[Task requirements]
Your answer must be an exact copy of the records below.

Web page and app entries
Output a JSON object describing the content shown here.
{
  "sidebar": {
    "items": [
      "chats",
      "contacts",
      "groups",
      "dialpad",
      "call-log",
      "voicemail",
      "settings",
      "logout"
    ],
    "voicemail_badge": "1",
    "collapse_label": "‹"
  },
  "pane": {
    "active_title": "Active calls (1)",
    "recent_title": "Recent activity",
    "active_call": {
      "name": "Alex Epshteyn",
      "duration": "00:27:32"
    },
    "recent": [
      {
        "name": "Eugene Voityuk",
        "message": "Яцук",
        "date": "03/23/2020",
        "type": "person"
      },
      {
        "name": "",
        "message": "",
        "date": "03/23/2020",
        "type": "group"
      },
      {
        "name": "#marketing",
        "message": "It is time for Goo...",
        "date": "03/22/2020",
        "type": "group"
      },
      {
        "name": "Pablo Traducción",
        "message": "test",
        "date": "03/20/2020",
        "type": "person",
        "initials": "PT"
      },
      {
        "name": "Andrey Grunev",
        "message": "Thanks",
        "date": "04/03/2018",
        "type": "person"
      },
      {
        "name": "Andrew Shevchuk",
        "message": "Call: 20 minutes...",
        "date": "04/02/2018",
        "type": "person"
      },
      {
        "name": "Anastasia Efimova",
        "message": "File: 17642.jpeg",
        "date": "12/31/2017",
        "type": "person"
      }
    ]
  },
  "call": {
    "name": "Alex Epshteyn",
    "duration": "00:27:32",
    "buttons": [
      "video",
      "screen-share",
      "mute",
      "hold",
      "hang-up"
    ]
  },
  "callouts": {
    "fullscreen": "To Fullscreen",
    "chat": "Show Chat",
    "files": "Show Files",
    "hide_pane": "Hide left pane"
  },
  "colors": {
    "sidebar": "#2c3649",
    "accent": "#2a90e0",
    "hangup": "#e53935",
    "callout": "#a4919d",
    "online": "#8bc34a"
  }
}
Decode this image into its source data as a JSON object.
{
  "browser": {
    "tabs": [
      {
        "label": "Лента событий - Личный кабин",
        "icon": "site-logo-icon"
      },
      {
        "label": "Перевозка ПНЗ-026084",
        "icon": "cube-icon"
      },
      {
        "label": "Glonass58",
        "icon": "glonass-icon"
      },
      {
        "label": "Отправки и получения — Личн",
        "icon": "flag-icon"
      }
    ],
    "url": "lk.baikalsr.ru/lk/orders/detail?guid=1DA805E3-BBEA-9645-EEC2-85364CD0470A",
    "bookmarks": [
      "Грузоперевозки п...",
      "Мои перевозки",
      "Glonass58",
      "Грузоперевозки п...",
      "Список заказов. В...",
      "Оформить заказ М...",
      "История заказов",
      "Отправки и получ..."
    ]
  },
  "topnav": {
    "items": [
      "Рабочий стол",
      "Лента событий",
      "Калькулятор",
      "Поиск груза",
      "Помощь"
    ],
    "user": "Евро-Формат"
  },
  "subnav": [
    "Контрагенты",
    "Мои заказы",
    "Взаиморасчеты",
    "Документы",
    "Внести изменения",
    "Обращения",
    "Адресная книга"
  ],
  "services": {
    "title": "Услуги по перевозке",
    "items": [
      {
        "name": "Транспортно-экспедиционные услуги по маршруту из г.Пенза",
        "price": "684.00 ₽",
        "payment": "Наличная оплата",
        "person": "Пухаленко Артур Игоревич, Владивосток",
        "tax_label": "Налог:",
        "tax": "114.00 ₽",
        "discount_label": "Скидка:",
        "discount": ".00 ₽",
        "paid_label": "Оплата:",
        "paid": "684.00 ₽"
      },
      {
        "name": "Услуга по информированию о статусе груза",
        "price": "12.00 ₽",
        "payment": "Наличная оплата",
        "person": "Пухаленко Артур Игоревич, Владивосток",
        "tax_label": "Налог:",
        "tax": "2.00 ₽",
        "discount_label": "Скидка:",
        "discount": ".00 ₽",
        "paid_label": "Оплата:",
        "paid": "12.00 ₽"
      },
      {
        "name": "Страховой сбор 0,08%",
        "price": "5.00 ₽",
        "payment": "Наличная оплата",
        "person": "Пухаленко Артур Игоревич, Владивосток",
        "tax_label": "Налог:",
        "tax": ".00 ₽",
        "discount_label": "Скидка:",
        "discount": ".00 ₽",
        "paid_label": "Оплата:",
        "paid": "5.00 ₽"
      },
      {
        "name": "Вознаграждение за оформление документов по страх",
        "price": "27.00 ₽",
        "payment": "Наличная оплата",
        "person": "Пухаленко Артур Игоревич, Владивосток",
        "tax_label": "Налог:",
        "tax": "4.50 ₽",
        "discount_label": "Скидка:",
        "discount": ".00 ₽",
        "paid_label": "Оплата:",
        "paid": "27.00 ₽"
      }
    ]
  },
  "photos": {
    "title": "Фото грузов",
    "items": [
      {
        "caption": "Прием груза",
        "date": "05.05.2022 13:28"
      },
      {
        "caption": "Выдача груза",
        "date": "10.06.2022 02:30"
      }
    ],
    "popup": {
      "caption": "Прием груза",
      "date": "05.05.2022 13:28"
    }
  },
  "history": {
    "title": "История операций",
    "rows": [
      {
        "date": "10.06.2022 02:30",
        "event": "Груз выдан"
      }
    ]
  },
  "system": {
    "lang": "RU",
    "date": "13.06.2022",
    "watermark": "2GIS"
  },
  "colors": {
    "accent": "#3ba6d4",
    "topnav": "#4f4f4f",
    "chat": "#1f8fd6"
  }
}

[Task solution]
Output a JSON object describing the content shown here.
{
  "sidebar": {
    "items": [
      "chats",
      "contacts",
      "groups",
      "dialpad",
      "call-log",
      "voicemail",
      "settings",
      "logout"
    ],
    "voicemail_badge": "1",
    "collapse_label": "‹"
  },
  "pane": {
    "active_title": "Active calls (1)",
    "recent_title": "Recent activity",
    "active_call": {
      "name": "Alex Epshteyn",
      "duration": "00:27:32"
    },
    "recent": [
      {
        "name": "Eugene Voityuk",
        "message": "Яцук",
        "date": "03/23/2020",
        "type": "person"
      },
      {
        "name": "",
        "message": "",
        "date": "03/23/2020",
        "type": "group"
      },
      {
        "name": "#marketing",
        "message": "It is time for Goo...",
        "date": "03/22/2020",
        "type": "group"
      },
      {
        "name": "Pablo Traducción",
        "message": "test",
        "date": "03/20/2020",
        "type": "person",
        "initials": "PT"
      },
      {
        "name": "Andrey Grunev",
        "message": "Thanks",
        "date": "04/03/2018",
        "type": "person"
      },
      {
        "name": "Andrew Shevchuk",
        "message": "Call: 20 minutes...",
        "date": "04/02/2018",
        "type": "person"
      },
      {
        "name": "Anastasia Efimova",
        "message": "File: 17642.jpeg",
        "date": "12/31/2017",
        "type": "person"
      }
    ]
  },
  "call": {
    "name": "Alex Epshteyn",
    "duration": "00:27:32",
    "buttons": [
      "video",
      "screen-share",
      "mute",
      "hold",
      "hang-up"
    ]
  },
  "callouts": {
    "fullscreen": "To Fullscreen",
    "chat": "Show Chat",
    "files": "Show Files",
    "hide_pane": "Hide left pane"
  },
  "colors": {
    "sidebar": "#2c3649",
    "accent": "#2a90e0",
    "hangup": "#e53935",
    "callout": "#a4919d",
    "online": "#8bc34a"
  }
}
Decode this image into its source data as a JSON object.
{
  "browser": {
    "tabs": [
      {
        "label": "Лента событий - Личный кабин",
        "icon": "site-logo-icon"
      },
      {
        "label": "Перевозка ПНЗ-026084",
        "icon": "cube-icon"
      },
      {
        "label": "Glonass58",
        "icon": "glonass-icon"
      },
      {
        "label": "Отправки и получения — Личн",
        "icon": "flag-icon"
      }
    ],
    "url": "lk.baikalsr.ru/lk/orders/detail?guid=1DA805E3-BBEA-9645-EEC2-85364CD0470A",
    "bookmarks": [
      "Грузоперевозки п...",
      "Мои перевозки",
      "Glonass58",
      "Грузоперевозки п...",
      "Список заказов. В...",
      "Оформить заказ М...",
      "История заказов",
      "Отправки и получ..."
    ]
  },
  "topnav": {
    "items": [
      "Рабочий стол",
      "Лента событий",
      "Калькулятор",
      "Поиск груза",
      "Помощь"
    ],
    "user": "Евро-Формат"
  },
  "subnav": [
    "Контрагенты",
    "Мои заказы",
    "Взаиморасчеты",
    "Документы",
    "Внести изменения",
    "Обращения",
    "Адресная книга"
  ],
  "services": {
    "title": "Услуги по перевозке",
    "items": [
      {
        "name": "Транспортно-экспедиционные услуги по маршруту из г.Пенза",
        "price": "684.00 ₽",
        "payment": "Наличная оплата",
        "person": "Пухаленко Артур Игоревич, Владивосток",
        "tax_label": "Налог:",
        "tax": "114.00 ₽",
        "discount_label": "Скидка:",
        "discount": ".00 ₽",
        "paid_label": "Оплата:",
        "paid": "684.00 ₽"
      },
      {
        "name": "Услуга по информированию о статусе груза",
        "price": "12.00 ₽",
        "payment": "Наличная оплата",
        "person": "Пухаленко Артур Игоревич, Владивосток",
        "tax_label": "Налог:",
        "tax": "2.00 ₽",
        "discount_label": "Скидка:",
        "discount": ".00 ₽",
        "paid_label": "Оплата:",
        "paid": "12.00 ₽"
      },
      {
        "name": "Страховой сбор 0,08%",
        "price": "5.00 ₽",
        "payment": "Наличная оплата",
        "person": "Пухаленко Артур Игоревич, Владивосток",
        "tax_label": "Налог:",
        "tax": ".00 ₽",
        "discount_label": "Скидка:",
        "discount": ".00 ₽",
        "paid_label": "Оплата:",
        "paid": "5.00 ₽"
      },
      {
        "name": "Вознаграждение за оформление документов по страх",
        "price": "27.00 ₽",
        "payment": "Наличная оплата",
        "person": "Пухаленко Артур Игоревич, Владивосток",
        "tax_label": "Налог:",
        "tax": "4.50 ₽",
        "discount_label": "Скидка:",
        "discount": ".00 ₽",
        "paid_label": "Оплата:",
        "paid": "27.00 ₽"
      }
    ]
  },
  "photos": {
    "title": "Фото грузов",
    "items": [
      {
        "caption": "Прием груза",
        "date": "05.05.2022 13:28"
      },
      {
        "caption": "Выдача груза",
        "date": "10.06.2022 02:30"
      }
    ],
    "popup": {
      "caption": "Прием груза",
      "date": "05.05.2022 13:28"
    }
  },
  "history": {
    "title": "История операций",
    "rows": [
      {
        "date": "10.06.2022 02:30",
        "event": "Груз выдан"
      }
    ]
  },
  "system": {
    "lang": "RU",
    "date": "13.06.2022",
    "watermark": "2GIS"
  },
  "colors": {
    "accent": "#3ba6d4",
    "topnav": "#4f4f4f",
    "chat": "#1f8fd6"
  }
}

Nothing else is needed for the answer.